OK, so you are thinking of putting off buying a home. WHY? Here are some changes coming to mortgages that may make you think twice.
FHA Mortgages – Starting April 18th, 2011, the monthly mortgage insurance premium will be INCREASING .25%. What does this mean? Currently, on a $100,000 loan, you pay approximately $75 per month for the insurance policy provided by HUD which insures the lender in case of your default on the loan. This policy is required, and you bear the cost. As of April 18th, this will be increasing to 1.15%, or $92 on a $100,000 mortgage. That is $17 per month. No big deal? Maybe, maybe not, but in today’s real estate environment, that is equal to about $5,000 in sale price. On a $200,000 mortgage, it will cost $42 more per month. Now we are up to $9,000 in sale price.
Conventional Loans – Majority of conventional loans are currently sold to the secondary mortgage market, otherwise known as Fannie Mae and Freddie Mac. These institutions package up mortgages into bundles and turn them into securities for investors to purchase. They then turn the investors money back into money to lend to borrowers. They have underwriting guidelines that allow you to borrower up to 95% of the value of the property up to a conforming loan limit of $417,000 currently. This allows lenders to sell their loans on the secondary mortgage market and use the money from Fannie and Freddie. Without this, the banks would be required to loan their own funds from depositors, such as savings accounts and CD’s. Obviously, they are much more careful to lend their own funds, making them require a higher rate of return (higher interest rate) and more strict guidelines. This is similar to loans currently over the conforming limit of $417,000, also referred to as non-conforming loan or Jumbo loans.
Here in lies the rub. The Obama administration is planning on phasing out Fannie Mae and Freddie Mac over the next few years. They will start by reducing the conforming loan limit, slowly but surely down to $0, tightening up guidelines and eventually do away with Fannie and Freddie. This leaves only the big banks to do loans as the little guys will not have any funds to lend without them! They will be out of business which will reduce competition in the open market and in turn, cauising higher costs and rates. Second to that, the big banks will be lending their own money, thier portfolio. This will require more money down to purchase a home along with higher interest rates. If you were around to obtain a mortgage in the 1980’s, or know of someone who was, it will be very similar to that. Minimum 10% down, higher rates, more closing costs, etc.

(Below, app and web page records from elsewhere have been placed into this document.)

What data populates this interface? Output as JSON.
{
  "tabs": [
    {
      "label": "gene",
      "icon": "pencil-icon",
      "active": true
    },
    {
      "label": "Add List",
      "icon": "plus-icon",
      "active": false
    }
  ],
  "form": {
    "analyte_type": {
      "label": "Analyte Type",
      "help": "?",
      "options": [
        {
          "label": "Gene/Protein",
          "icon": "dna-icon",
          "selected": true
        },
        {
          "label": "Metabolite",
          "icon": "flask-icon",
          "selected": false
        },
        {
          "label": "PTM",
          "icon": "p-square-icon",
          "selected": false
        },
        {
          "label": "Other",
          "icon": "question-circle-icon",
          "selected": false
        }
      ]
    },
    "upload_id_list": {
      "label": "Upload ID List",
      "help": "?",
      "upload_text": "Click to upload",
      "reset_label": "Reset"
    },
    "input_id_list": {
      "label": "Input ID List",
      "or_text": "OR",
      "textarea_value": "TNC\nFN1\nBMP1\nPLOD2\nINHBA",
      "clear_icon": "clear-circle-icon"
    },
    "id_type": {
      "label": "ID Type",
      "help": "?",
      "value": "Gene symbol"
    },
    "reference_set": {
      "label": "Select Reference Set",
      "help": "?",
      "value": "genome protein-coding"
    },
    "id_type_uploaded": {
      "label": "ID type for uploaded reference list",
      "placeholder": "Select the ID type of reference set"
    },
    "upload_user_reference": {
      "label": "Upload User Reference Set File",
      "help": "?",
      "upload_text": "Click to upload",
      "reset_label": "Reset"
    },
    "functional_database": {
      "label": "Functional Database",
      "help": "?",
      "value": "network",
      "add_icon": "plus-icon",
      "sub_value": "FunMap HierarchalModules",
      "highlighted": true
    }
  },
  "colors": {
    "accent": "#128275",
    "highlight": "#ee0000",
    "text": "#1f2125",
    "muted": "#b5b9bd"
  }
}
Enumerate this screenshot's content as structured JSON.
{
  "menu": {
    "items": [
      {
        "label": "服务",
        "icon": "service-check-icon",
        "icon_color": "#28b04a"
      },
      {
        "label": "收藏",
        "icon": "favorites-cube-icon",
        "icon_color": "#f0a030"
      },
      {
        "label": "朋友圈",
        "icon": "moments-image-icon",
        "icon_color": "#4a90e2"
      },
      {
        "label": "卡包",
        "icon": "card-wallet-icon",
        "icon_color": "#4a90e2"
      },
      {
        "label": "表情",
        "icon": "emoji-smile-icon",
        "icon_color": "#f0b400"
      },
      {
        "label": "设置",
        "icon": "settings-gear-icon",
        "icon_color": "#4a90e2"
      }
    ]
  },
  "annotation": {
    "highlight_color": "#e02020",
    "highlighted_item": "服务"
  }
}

So, if you are thinking about waiting to buy a home, you will need more money, pay more in fees, with a higher interest rate. Property values are stable and will be slowly but surely increasing. The fence you are sitting on has barbed wire on it and is on fire…GET OFF!